Data about app and page elements

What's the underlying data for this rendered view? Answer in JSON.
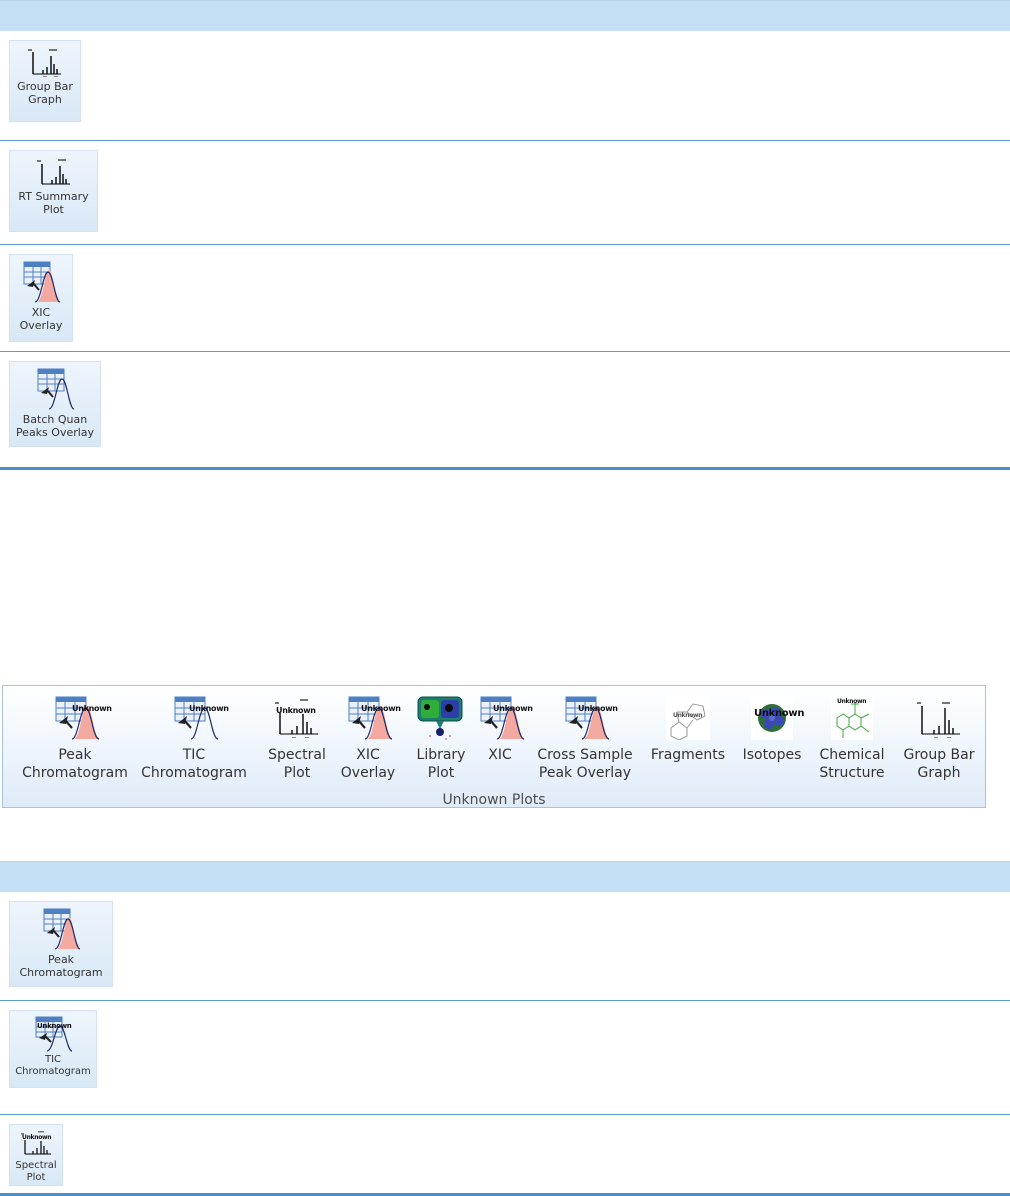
{
  "top_table": {
    "rows": [
      {
        "label": "Group Bar\nGraph",
        "icon": "group-bar-graph-icon"
      },
      {
        "label": "RT Summary\nPlot",
        "icon": "rt-summary-plot-icon"
      },
      {
        "label": "XIC\nOverlay",
        "icon": "xic-overlay-icon"
      },
      {
        "label": "Batch Quan\nPeaks Overlay",
        "icon": "batch-quan-peaks-overlay-icon"
      }
    ]
  },
  "ribbon": {
    "group_label": "Unknown Plots",
    "unknown_text": "Unknown",
    "items": [
      {
        "label": "Peak\nChromatogram",
        "icon": "peak-chromatogram-icon"
      },
      {
        "label": "TIC\nChromatogram",
        "icon": "tic-chromatogram-icon"
      },
      {
        "label": "Spectral\nPlot",
        "icon": "spectral-plot-icon"
      },
      {
        "label": "XIC\nOverlay",
        "icon": "xic-overlay-icon"
      },
      {
        "label": "Library\nPlot",
        "icon": "library-plot-icon"
      },
      {
        "label": "XIC",
        "icon": "xic-icon"
      },
      {
        "label": "Cross Sample\nPeak Overlay",
        "icon": "cross-sample-peak-overlay-icon"
      },
      {
        "label": "Fragments",
        "icon": "fragments-icon"
      },
      {
        "label": "Isotopes",
        "icon": "isotopes-icon"
      },
      {
        "label": "Chemical\nStructure",
        "icon": "chemical-structure-icon"
      },
      {
        "label": "Group Bar\nGraph",
        "icon": "group-bar-graph-icon"
      }
    ]
  },
  "bottom_table": {
    "rows": [
      {
        "label": "Peak\nChromatogram",
        "icon": "peak-chromatogram-icon"
      },
      {
        "label": "TIC\nChromatogram",
        "icon": "tic-chromatogram-icon"
      },
      {
        "label": "Spectral\nPlot",
        "icon": "spectral-plot-icon"
      }
    ]
  },
  "colors": {
    "header_bg": "#c5dff5",
    "row_border": "#5b9bd5",
    "button_bg": "#dfeaf6",
    "peak_fill": "#f4a9a0",
    "peak_stroke": "#1f2a6b",
    "grid_blue": "#4f7fc3"
  }
}
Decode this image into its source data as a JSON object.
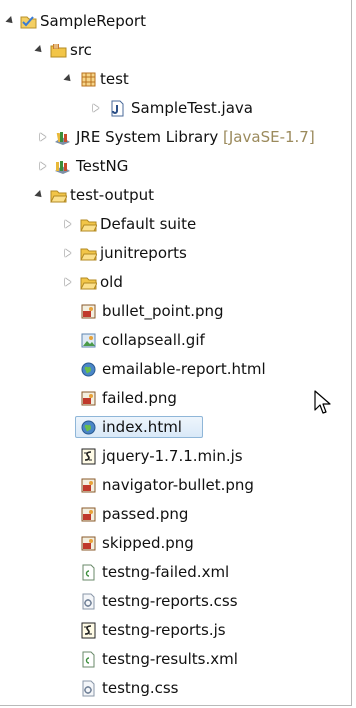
{
  "tree": {
    "items": [
      {
        "label": "SampleReport",
        "icon": "project-icon",
        "state": "open"
      },
      {
        "label": "src",
        "icon": "source-folder-icon",
        "state": "open"
      },
      {
        "label": "test",
        "icon": "package-icon",
        "state": "open"
      },
      {
        "label": "SampleTest.java",
        "icon": "java-file-icon",
        "state": "closed"
      },
      {
        "label": "JRE System Library",
        "decoration": "[JavaSE-1.7]",
        "icon": "library-icon",
        "state": "closed"
      },
      {
        "label": "TestNG",
        "icon": "library-icon",
        "state": "closed"
      },
      {
        "label": "test-output",
        "icon": "folder-icon",
        "state": "open"
      },
      {
        "label": "Default suite",
        "icon": "folder-icon",
        "state": "closed"
      },
      {
        "label": "junitreports",
        "icon": "folder-icon",
        "state": "closed"
      },
      {
        "label": "old",
        "icon": "folder-icon",
        "state": "closed"
      },
      {
        "label": "bullet_point.png",
        "icon": "png-image-icon"
      },
      {
        "label": "collapseall.gif",
        "icon": "gif-image-icon"
      },
      {
        "label": "emailable-report.html",
        "icon": "html-globe-icon"
      },
      {
        "label": "failed.png",
        "icon": "png-image-icon"
      },
      {
        "label": "index.html",
        "icon": "html-globe-icon",
        "selected": true
      },
      {
        "label": "jquery-1.7.1.min.js",
        "icon": "js-script-icon"
      },
      {
        "label": "navigator-bullet.png",
        "icon": "png-image-icon"
      },
      {
        "label": "passed.png",
        "icon": "png-image-icon"
      },
      {
        "label": "skipped.png",
        "icon": "png-image-icon"
      },
      {
        "label": "testng-failed.xml",
        "icon": "xml-file-icon"
      },
      {
        "label": "testng-reports.css",
        "icon": "css-file-icon"
      },
      {
        "label": "testng-reports.js",
        "icon": "js-script-icon"
      },
      {
        "label": "testng-results.xml",
        "icon": "xml-file-icon"
      },
      {
        "label": "testng.css",
        "icon": "css-file-icon"
      }
    ]
  },
  "colors": {
    "selection_border": "#8fb6d8",
    "selection_fill": "#d9e9f8",
    "decoration_text": "#9b8a5c",
    "folder_yellow": "#f2c548"
  }
}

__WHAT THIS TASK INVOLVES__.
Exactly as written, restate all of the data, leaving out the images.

__WRITTEN REPLY__.
What's the underlying data for this rendered view? Answer in JSON.
{
  "top_table": {
    "rows": [
      {
        "label": "Group Bar\nGraph",
        "icon": "group-bar-graph-icon"
      },
      {
        "label": "RT Summary\nPlot",
        "icon": "rt-summary-plot-icon"
      },
      {
        "label": "XIC\nOverlay",
        "icon": "xic-overlay-icon"
      },
      {
        "label": "Batch Quan\nPeaks Overlay",
        "icon": "batch-quan-peaks-overlay-icon"
      }
    ]
  },
  "ribbon": {
    "group_label": "Unknown Plots",
    "unknown_text": "Unknown",
    "items": [
      {
        "label": "Peak\nChromatogram",
        "icon": "peak-chromatogram-icon"
      },
      {
        "label": "TIC\nChromatogram",
        "icon": "tic-chromatogram-icon"
      },
      {
        "label": "Spectral\nPlot",
        "icon": "spectral-plot-icon"
      },
      {
        "label": "XIC\nOverlay",
        "icon": "xic-overlay-icon"
      },
      {
        "label": "Library\nPlot",
        "icon": "library-plot-icon"
      },
      {
        "label": "XIC",
        "icon": "xic-icon"
      },
      {
        "label": "Cross Sample\nPeak Overlay",
        "icon": "cross-sample-peak-overlay-icon"
      },
      {
        "label": "Fragments",
        "icon": "fragments-icon"
      },
      {
        "label": "Isotopes",
        "icon": "isotopes-icon"
      },
      {
        "label": "Chemical\nStructure",
        "icon": "chemical-structure-icon"
      },
      {
        "label": "Group Bar\nGraph",
        "icon": "group-bar-graph-icon"
      }
    ]
  },
  "bottom_table": {
    "rows": [
      {
        "label": "Peak\nChromatogram",
        "icon": "peak-chromatogram-icon"
      },
      {
        "label": "TIC\nChromatogram",
        "icon": "tic-chromatogram-icon"
      },
      {
        "label": "Spectral\nPlot",
        "icon": "spectral-plot-icon"
      }
    ]
  },
  "colors": {
    "header_bg": "#c5dff5",
    "row_border": "#5b9bd5",
    "button_bg": "#dfeaf6",
    "peak_fill": "#f4a9a0",
    "peak_stroke": "#1f2a6b",
    "grid_blue": "#4f7fc3"
  }
}
Decode this image into its source data as a JSON object.
{
  "tree": {
    "items": [
      {
        "label": "SampleReport",
        "icon": "project-icon",
        "state": "open"
      },
      {
        "label": "src",
        "icon": "source-folder-icon",
        "state": "open"
      },
      {
        "label": "test",
        "icon": "package-icon",
        "state": "open"
      },
      {
        "label": "SampleTest.java",
        "icon": "java-file-icon",
        "state": "closed"
      },
      {
        "label": "JRE System Library",
        "decoration": "[JavaSE-1.7]",
        "icon": "library-icon",
        "state": "closed"
      },
      {
        "label": "TestNG",
        "icon": "library-icon",
        "state": "closed"
      },
      {
        "label": "test-output",
        "icon": "folder-icon",
        "state": "open"
      },
      {
        "label": "Default suite",
        "icon": "folder-icon",
        "state": "closed"
      },
      {
        "label": "junitreports",
        "icon": "folder-icon",
        "state": "closed"
      },
      {
        "label": "old",
        "icon": "folder-icon",
        "state": "closed"
      },
      {
        "label": "bullet_point.png",
        "icon": "png-image-icon"
      },
      {
        "label": "collapseall.gif",
        "icon": "gif-image-icon"
      },
      {
        "label": "emailable-report.html",
        "icon": "html-globe-icon"
      },
      {
        "label": "failed.png",
        "icon": "png-image-icon"
      },
      {
        "label": "index.html",
        "icon": "html-globe-icon",
        "selected": true
      },
      {
        "label": "jquery-1.7.1.min.js",
        "icon": "js-script-icon"
      },
      {
        "label": "navigator-bullet.png",
        "icon": "png-image-icon"
      },
      {
        "label": "passed.png",
        "icon": "png-image-icon"
      },
      {
        "label": "skipped.png",
        "icon": "png-image-icon"
      },
      {
        "label": "testng-failed.xml",
        "icon": "xml-file-icon"
      },
      {
        "label": "testng-reports.css",
        "icon": "css-file-icon"
      },
      {
        "label": "testng-reports.js",
        "icon": "js-script-icon"
      },
      {
        "label": "testng-results.xml",
        "icon": "xml-file-icon"
      },
      {
        "label": "testng.css",
        "icon": "css-file-icon"
      }
    ]
  },
  "colors": {
    "selection_border": "#8fb6d8",
    "selection_fill": "#d9e9f8",
    "decoration_text": "#9b8a5c",
    "folder_yellow": "#f2c548"
  }
}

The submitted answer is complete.